The winegrowers, with an increasingly hot and dry climate, have a succession of great vintages and (for the moment) enjoy it while it lasts.
We are currently bringing the wines of the (great) 2016 vintage back into our cellars as they are bottled in the Châteaux.
If you have booked 2016 Futures, we will send you a letter in the next few days (before 15th February) specifying the availability date of your wines and the balance outstanding (20% VAT + shipping costs if applicable).
This letter is accompanied by a Delivery Coupon that you will simply have to return to us with your delivery instructions.
We remind you that Maison DUBECQ provides free custody of the 2016 Futures until December 31st, 2019, allowing you to organize yourself and choose the shipping period at your best convenience.
As a reminder, 2017 was an "atlantic" vintage, with a rather cool and moderately sunny summer, followed by good autumn conditions giving fresh, fruity wines, with tender and velvety textures, and a fairly fast peak.
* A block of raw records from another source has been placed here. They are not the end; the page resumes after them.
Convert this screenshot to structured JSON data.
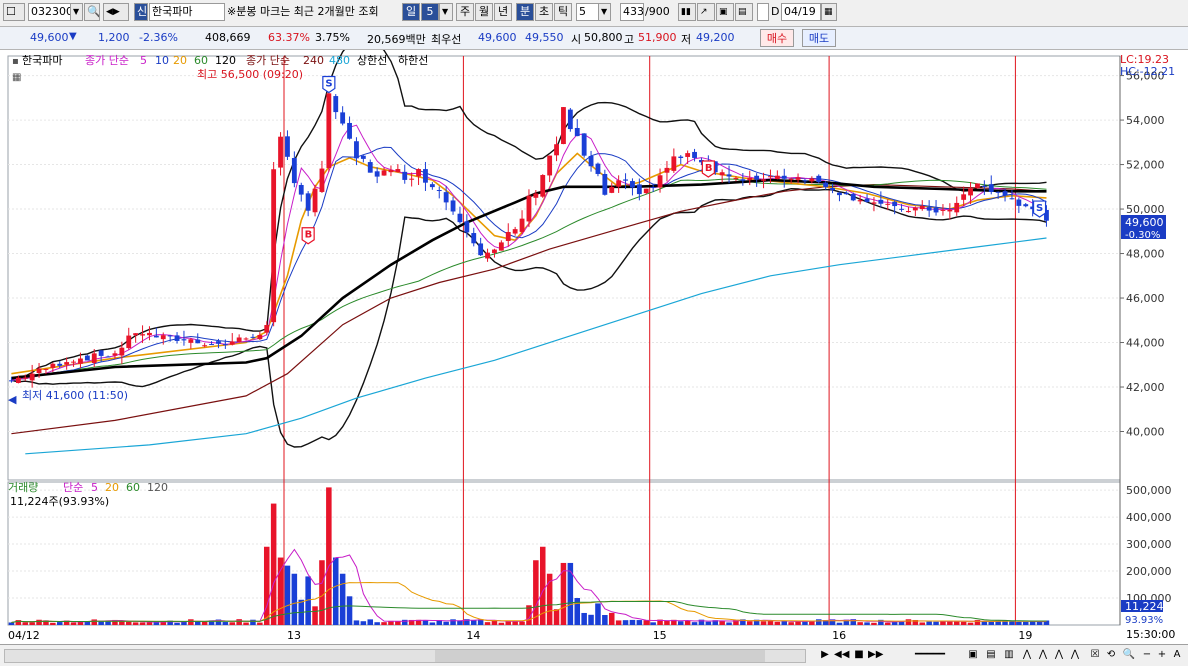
{
  "toolbar": {
    "stock_code": "032300",
    "stock_name_icon_label": "신",
    "stock_name": "한국파마",
    "notice": "※분봉 마크는 최근 2개월만 조회",
    "period_day": "일",
    "period_num": "5",
    "period_week": "주",
    "period_month": "월",
    "period_year": "년",
    "period_minute": "분",
    "period_second": "초",
    "period_tick": "틱",
    "interval_value": "5",
    "count_value": "433",
    "count_total": "/900",
    "check_d": "D",
    "date_value": "04/19"
  },
  "quote": {
    "price": "49,600",
    "change": "1,200",
    "change_pct": "-2.36%",
    "volume": "408,669",
    "ratio": "63.37%",
    "turnover": "3.75%",
    "amount": "20,569백만",
    "best_label": "최우선",
    "best_bid": "49,600",
    "best_ask": "49,550",
    "open_label": "시",
    "open": "50,800",
    "high_label": "고",
    "high": "51,900",
    "low_label": "저",
    "low": "49,200",
    "buy_button": "매수",
    "sell_button": "매도"
  },
  "colors": {
    "up": "#e8142a",
    "down": "#1a3fd6",
    "ma5": "#c81ec8",
    "ma10": "#1a3cc4",
    "ma20": "#e79a00",
    "ma60": "#2b8a2b",
    "ma120": "#000000",
    "ma240": "#7a1010",
    "ma480": "#1aa6d6",
    "session": "#e0141e",
    "price_tag_bg": "#1a3cc4"
  },
  "chart_data": {
    "type": "candlestick",
    "interval": "5분",
    "price_legend": {
      "name": "한국파마",
      "ma_label": "종가 단순",
      "periods": [
        "5",
        "10",
        "20",
        "60",
        "120",
        "240",
        "480"
      ],
      "bands": [
        "상한선",
        "하한선"
      ]
    },
    "volume_legend": {
      "name": "거래량",
      "ma_label": "단순",
      "periods": [
        "5",
        "20",
        "60",
        "120"
      ]
    },
    "max_label": "최고 56,500 (09:20)",
    "min_label": "최저 41,600 (11:50)",
    "lc_label": "LC:19.23",
    "hc_label": "HC:-12.21",
    "last_price_label": "49,600",
    "last_change_label": "-0.30%",
    "volume_info": "11,224주(93.93%)",
    "last_volume_label": "11,224",
    "last_volume_pct_label": "93.93%",
    "time_label": "15:30:00",
    "y_ticks": [
      40000,
      42000,
      44000,
      46000,
      48000,
      50000,
      52000,
      54000,
      56000
    ],
    "y_tick_labels": [
      "40,000",
      "42,000",
      "44,000",
      "46,000",
      "48,000",
      "50,000",
      "52,000",
      "54,000",
      "56,000"
    ],
    "y_range": [
      38000,
      56700
    ],
    "vol_ticks": [
      100000,
      200000,
      300000,
      400000,
      500000
    ],
    "vol_tick_labels": [
      "100,000",
      "200,000",
      "300,000",
      "400,000",
      "500,000"
    ],
    "vol_range": [
      0,
      530000
    ],
    "x_labels": [
      "04/12",
      "13",
      "14",
      "15",
      "16",
      "19"
    ],
    "session_bars": [
      15,
      40,
      66,
      93,
      119,
      146
    ],
    "bar_count": 160,
    "price_key": [
      [
        0,
        42300
      ],
      [
        3,
        42600
      ],
      [
        8,
        43200
      ],
      [
        15,
        43500
      ],
      [
        18,
        44500
      ],
      [
        22,
        44200
      ],
      [
        26,
        44100
      ],
      [
        30,
        43900
      ],
      [
        34,
        44200
      ],
      [
        35,
        44300
      ],
      [
        37,
        44600
      ],
      [
        37.7,
        51000
      ],
      [
        39,
        53000
      ],
      [
        41,
        51500
      ],
      [
        43,
        50000
      ],
      [
        45,
        51500
      ],
      [
        46,
        55300
      ],
      [
        48,
        53500
      ],
      [
        50,
        52300
      ],
      [
        52,
        51800
      ],
      [
        55,
        51500
      ],
      [
        58,
        51700
      ],
      [
        61,
        51300
      ],
      [
        63,
        50400
      ],
      [
        66,
        49300
      ],
      [
        68,
        48200
      ],
      [
        70,
        48000
      ],
      [
        73,
        49000
      ],
      [
        76,
        51000
      ],
      [
        79,
        53000
      ],
      [
        80,
        54300
      ],
      [
        82,
        53000
      ],
      [
        84,
        51800
      ],
      [
        86,
        50700
      ],
      [
        88,
        51000
      ],
      [
        91,
        50800
      ],
      [
        93,
        51000
      ],
      [
        96,
        52300
      ],
      [
        99,
        52400
      ],
      [
        102,
        51800
      ],
      [
        106,
        51200
      ],
      [
        110,
        51500
      ],
      [
        115,
        51400
      ],
      [
        118,
        51100
      ],
      [
        121,
        50600
      ],
      [
        124,
        50400
      ],
      [
        128,
        50000
      ],
      [
        132,
        50000
      ],
      [
        136,
        49900
      ],
      [
        138,
        50600
      ],
      [
        140,
        51200
      ],
      [
        142,
        50800
      ],
      [
        145,
        50500
      ],
      [
        147,
        50000
      ],
      [
        150,
        49600
      ]
    ],
    "ma20_key": [
      [
        0,
        42600
      ],
      [
        15,
        43300
      ],
      [
        34,
        44000
      ],
      [
        37,
        44500
      ],
      [
        40,
        47000
      ],
      [
        42,
        49500
      ],
      [
        44,
        51000
      ],
      [
        46,
        51900
      ],
      [
        49,
        52300
      ],
      [
        52,
        51900
      ],
      [
        57,
        51600
      ],
      [
        61,
        51300
      ],
      [
        64,
        50600
      ],
      [
        67,
        49700
      ],
      [
        70,
        48800
      ],
      [
        73,
        48600
      ],
      [
        76,
        49700
      ],
      [
        79,
        51600
      ],
      [
        82,
        52500
      ],
      [
        85,
        51700
      ],
      [
        88,
        51000
      ],
      [
        91,
        51200
      ],
      [
        94,
        51600
      ],
      [
        97,
        52000
      ],
      [
        100,
        51700
      ],
      [
        106,
        51400
      ],
      [
        112,
        51200
      ],
      [
        118,
        51000
      ],
      [
        124,
        50700
      ],
      [
        130,
        50200
      ],
      [
        136,
        50000
      ],
      [
        140,
        50400
      ],
      [
        145,
        50600
      ],
      [
        150,
        50500
      ]
    ],
    "ma120_key": [
      [
        0,
        42400
      ],
      [
        15,
        42900
      ],
      [
        34,
        43100
      ],
      [
        37,
        43300
      ],
      [
        42,
        44300
      ],
      [
        48,
        46000
      ],
      [
        55,
        47500
      ],
      [
        61,
        48600
      ],
      [
        66,
        49400
      ],
      [
        73,
        50300
      ],
      [
        76,
        50700
      ],
      [
        80,
        51000
      ],
      [
        85,
        51000
      ],
      [
        90,
        51000
      ],
      [
        100,
        51100
      ],
      [
        110,
        51300
      ],
      [
        118,
        51200
      ],
      [
        125,
        51000
      ],
      [
        135,
        50900
      ],
      [
        145,
        50800
      ],
      [
        150,
        50800
      ]
    ],
    "ma240_key": [
      [
        0,
        39900
      ],
      [
        15,
        40500
      ],
      [
        34,
        41600
      ],
      [
        40,
        42600
      ],
      [
        48,
        44800
      ],
      [
        55,
        46000
      ],
      [
        62,
        46700
      ],
      [
        70,
        47300
      ],
      [
        78,
        48200
      ],
      [
        88,
        49100
      ],
      [
        97,
        49900
      ],
      [
        105,
        50400
      ],
      [
        112,
        50800
      ],
      [
        118,
        51000
      ],
      [
        125,
        51100
      ],
      [
        135,
        51000
      ],
      [
        145,
        50900
      ],
      [
        150,
        50800
      ]
    ],
    "ma480_key": [
      [
        2,
        39000
      ],
      [
        20,
        39400
      ],
      [
        34,
        39900
      ],
      [
        42,
        40600
      ],
      [
        50,
        41500
      ],
      [
        60,
        42400
      ],
      [
        70,
        43200
      ],
      [
        80,
        44200
      ],
      [
        90,
        45200
      ],
      [
        100,
        46200
      ],
      [
        110,
        47000
      ],
      [
        120,
        47500
      ],
      [
        130,
        47900
      ],
      [
        140,
        48300
      ],
      [
        150,
        48700
      ]
    ],
    "volume_spikes": [
      [
        37,
        290000
      ],
      [
        37.6,
        330000
      ],
      [
        38,
        450000
      ],
      [
        38.4,
        340000
      ],
      [
        39,
        250000
      ],
      [
        40,
        220000
      ],
      [
        41,
        190000
      ],
      [
        43,
        180000
      ],
      [
        45,
        240000
      ],
      [
        45.6,
        510000
      ],
      [
        46,
        350000
      ],
      [
        47,
        250000
      ],
      [
        48,
        190000
      ],
      [
        76,
        240000
      ],
      [
        77,
        290000
      ],
      [
        78,
        190000
      ],
      [
        80,
        200000
      ],
      [
        80.6,
        230000
      ],
      [
        81,
        180000
      ],
      [
        82,
        100000
      ],
      [
        85,
        80000
      ]
    ]
  }
}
On the contrary, 2018 had a "Mediterranean" summer, that is to say a continuously sunny and dry summer, after a very rainy spring (and a very intense mildew, complicating the task of the vineyards conducted in organic farming with 20% to 80% losses).
More than the weekly or monthly records, it was the persistence of this permanently hot and dry weather that was striking, with temperatures more than one degree above the thirty-year average every day from May 10 to October 20, 160 days in a row, while the rainfall deficit was permanent.
The management of water stress by the vine is one of the keys to the vintage. A priori, the limestone (Saint-Émilion, Saint-Estèphe, Côtes de Castillon...) or clayey (Pomerol...) subsoils have been favoured and we expect great success in the Cabernets francs and Sauvignon on both sides. For Merlot, everything depends on the water retention capacity of the soil.
The danger of a vintage from a very hot and dry summer is to produce wines with too high alcoholic degrees (we speak of Merlot at 16° or Cabernets and Petit Verdot at 15°), structured by tannins that are too dry.
We bet that, with the progress of oenology helping, the lessons of previous comparable vintages (2003, 1995, 1983...) and above all consumer demand for more refined and elegant wines will have enabled cultural leaders to know not to harvest too late and cellar masters to gently extract the best of the 2018 vintage.
Under these conditions, the 2018 Bordeaux reds have the potential to be great. It will not be as universally successful a vintage as 2016, but it will certainly be one of the finest Bordeaux vintages of the last 20 years.
All that remains is to taste them and know their price: see you next spring.